While most restaurants, particularly those in the large hotels, serve alcohol, many will not serve alcoholic drinks before sundown during Ramadan, the month long Islamic holiday that requires fasting from sun-up to sun down. This year Ramadan runs from early August to early September.
One of the surprising facts about Abu Dhabi is that less than 20 per cent of the population are UAE. The bulk of the population is made up of expatriates. That means that the atmosphere of the city is more cosmopolitan and more liberal than one would expect in a predominantly Muslim country. While it is good manners to respect the conservative mode of dress of the city, most forms of dress are seen on the streets with no problem. Within hotels and resorts, there are no dress restrictions.

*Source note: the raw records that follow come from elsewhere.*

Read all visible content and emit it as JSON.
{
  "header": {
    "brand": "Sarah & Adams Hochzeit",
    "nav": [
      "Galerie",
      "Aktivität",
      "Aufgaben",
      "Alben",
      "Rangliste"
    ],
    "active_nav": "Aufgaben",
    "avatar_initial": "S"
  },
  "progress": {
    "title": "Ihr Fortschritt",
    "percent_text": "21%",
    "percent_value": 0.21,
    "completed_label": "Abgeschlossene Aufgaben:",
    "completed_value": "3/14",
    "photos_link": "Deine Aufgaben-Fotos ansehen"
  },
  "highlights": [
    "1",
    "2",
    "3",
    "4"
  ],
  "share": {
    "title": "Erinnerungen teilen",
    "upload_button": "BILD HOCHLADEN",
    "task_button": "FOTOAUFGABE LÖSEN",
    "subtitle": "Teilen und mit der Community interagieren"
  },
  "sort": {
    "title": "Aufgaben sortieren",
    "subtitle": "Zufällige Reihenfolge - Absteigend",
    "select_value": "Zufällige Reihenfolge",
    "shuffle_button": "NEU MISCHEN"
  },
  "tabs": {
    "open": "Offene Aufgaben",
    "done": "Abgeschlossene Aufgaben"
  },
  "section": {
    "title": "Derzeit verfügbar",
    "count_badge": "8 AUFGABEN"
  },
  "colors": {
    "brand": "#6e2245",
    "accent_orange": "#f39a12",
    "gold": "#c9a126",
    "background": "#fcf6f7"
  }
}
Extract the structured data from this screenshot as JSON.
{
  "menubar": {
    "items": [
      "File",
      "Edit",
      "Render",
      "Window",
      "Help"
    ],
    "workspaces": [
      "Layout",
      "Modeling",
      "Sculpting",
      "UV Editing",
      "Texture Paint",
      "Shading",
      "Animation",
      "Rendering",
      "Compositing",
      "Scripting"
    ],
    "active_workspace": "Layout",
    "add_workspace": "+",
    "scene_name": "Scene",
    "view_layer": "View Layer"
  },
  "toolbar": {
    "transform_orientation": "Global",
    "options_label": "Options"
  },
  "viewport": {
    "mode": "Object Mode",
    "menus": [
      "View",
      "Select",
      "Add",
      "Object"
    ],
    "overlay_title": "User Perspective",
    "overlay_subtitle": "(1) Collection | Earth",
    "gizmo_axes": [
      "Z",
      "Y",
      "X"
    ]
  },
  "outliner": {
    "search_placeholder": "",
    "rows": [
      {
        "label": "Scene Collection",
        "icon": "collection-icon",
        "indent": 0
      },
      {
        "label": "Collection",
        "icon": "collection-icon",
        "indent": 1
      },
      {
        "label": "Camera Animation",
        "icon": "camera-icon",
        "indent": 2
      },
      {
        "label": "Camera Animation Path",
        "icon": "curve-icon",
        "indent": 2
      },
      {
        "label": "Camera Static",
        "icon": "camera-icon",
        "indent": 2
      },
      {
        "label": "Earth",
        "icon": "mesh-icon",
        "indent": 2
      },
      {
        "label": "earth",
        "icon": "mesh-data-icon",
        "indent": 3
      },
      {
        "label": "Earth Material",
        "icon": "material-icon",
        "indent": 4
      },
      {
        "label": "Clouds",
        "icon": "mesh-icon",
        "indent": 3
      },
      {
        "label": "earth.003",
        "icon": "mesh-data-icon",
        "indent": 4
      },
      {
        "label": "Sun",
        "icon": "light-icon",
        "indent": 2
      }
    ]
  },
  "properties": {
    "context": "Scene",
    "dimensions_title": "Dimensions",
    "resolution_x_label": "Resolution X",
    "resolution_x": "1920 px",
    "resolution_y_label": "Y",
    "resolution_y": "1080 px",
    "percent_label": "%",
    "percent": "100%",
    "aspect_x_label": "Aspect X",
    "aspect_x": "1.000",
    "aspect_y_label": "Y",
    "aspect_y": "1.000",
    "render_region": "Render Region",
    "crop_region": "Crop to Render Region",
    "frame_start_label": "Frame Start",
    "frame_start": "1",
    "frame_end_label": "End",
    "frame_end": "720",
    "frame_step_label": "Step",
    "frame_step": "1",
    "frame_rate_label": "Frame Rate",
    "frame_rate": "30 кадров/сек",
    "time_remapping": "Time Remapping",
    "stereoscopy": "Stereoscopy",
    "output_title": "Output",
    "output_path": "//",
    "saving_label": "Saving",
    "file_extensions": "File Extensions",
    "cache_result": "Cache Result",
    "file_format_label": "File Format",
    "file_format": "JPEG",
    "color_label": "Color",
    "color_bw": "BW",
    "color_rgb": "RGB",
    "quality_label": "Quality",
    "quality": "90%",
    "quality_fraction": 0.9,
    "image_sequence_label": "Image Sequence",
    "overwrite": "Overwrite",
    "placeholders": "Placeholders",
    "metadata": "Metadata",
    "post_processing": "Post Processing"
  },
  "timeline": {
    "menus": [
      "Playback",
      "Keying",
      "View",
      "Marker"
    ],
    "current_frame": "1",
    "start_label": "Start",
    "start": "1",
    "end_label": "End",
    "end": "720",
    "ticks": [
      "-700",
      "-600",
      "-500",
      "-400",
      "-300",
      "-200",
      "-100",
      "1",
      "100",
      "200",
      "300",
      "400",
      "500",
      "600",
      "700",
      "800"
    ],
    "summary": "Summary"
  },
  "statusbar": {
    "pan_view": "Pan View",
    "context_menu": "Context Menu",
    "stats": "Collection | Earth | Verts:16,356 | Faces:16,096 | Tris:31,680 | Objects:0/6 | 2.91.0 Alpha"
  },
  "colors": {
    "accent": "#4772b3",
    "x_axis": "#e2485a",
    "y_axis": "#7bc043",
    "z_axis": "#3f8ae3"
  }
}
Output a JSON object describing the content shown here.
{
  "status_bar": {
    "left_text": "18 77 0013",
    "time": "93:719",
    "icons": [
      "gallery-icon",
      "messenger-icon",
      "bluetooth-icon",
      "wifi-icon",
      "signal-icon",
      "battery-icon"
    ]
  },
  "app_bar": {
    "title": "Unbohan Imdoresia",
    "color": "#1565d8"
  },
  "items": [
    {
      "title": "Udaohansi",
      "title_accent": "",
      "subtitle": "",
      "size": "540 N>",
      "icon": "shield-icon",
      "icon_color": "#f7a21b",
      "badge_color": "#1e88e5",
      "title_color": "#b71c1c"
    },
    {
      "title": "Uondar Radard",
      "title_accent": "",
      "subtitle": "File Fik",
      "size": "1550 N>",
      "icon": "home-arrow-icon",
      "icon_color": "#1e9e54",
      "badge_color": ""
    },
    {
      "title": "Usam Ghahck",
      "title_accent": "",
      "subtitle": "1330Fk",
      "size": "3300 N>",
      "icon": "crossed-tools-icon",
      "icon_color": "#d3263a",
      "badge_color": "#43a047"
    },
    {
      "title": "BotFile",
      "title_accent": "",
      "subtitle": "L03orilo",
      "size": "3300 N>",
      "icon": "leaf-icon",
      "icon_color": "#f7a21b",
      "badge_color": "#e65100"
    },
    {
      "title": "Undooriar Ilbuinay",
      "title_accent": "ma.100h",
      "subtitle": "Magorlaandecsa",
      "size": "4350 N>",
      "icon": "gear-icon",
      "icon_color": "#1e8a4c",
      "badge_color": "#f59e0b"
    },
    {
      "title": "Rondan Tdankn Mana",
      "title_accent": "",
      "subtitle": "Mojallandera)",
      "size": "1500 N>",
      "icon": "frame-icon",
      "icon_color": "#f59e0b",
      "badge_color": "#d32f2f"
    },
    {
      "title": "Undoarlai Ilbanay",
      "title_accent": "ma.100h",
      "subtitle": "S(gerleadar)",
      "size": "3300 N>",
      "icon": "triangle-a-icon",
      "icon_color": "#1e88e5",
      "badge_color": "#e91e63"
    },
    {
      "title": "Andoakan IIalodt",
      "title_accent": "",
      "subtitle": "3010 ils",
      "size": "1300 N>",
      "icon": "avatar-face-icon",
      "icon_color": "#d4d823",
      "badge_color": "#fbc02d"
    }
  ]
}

One of the startling contrasts I witness was on the beach in front of the Rotana Hotel. On a lounge chair, a woman relaxed in the shade, dressed in a black abaya that covered her completely from head to toe. On the adjacent lounge, another woman sunned in a tiny bikini. Neither one seemed to be bothered by the other.
This is a city of beaches. Abu Dhabi is actually a T-shaped island, connected by bridges to other islands and to the mainland. There are more than 400 kilometres of coastline. The Corniche, the elegant walking path in the centre of the city, is a favourite place for walking, jogging or biking, and is lined with cafes and shops. A white sand beach stretches for two kilometres along its length, and there are landscaped parks and picnic grounds.
Day trips from the city into the desert give visitors the chance to experience the nomadic life of the Bedouins. You can visit the large camel market at Al Ain, where white robed locals barter for the best camels, and you can see every size, from babies to full grown, of this ancient “ship of the desert.” You can ride a camel through the dunes, sleep in a Bedouin tent and dine under the stars in an encampment. A popular activity is dune bashing, or wadi bashing, where practised drivers take you on hair-raising races through the desert, sliding down the sides of one dune and skidding up the next. You can even surf the sand dunes, or play golf on sand links, with a portable circle of grass that you tee off from.
If you tire of the sand, Al Ain, 150 kilometres from Abu Dhabi, is the “garden city of the Gulf,” an oasis in the sand and the home of the Royal family. It is a much more rural city, with a National Museum, the Hili Archaeological Park and surprisingly, an Olympic sized ice skating rink. Some of the best scuba diving in the world is to be found in the clear waters of the Persian Gulf.
This is one of the safest and most cosmopolitan cities in the UAE, and I felt very comfortable here. Most people speak English and there is a casual acceptance of western ways, while the lifestyle and history of the desert region has been both preserved and celebrated.
Abu Dhabi is the perfect antidote to Western ennui, a great choice for the four NYC friends seeking a new kind of adventure.
If you go
The United Arab Emirates is a federation of seven Arab emirates, with Abu Dhabi being the largest, and the capital. It also has the largest oil reserves.
Canadians do not require a visa to visit Abu Dhabi.
Etihad Airways has three direct flights a week from Toronto to Abu Dhabi.
Where to Stay: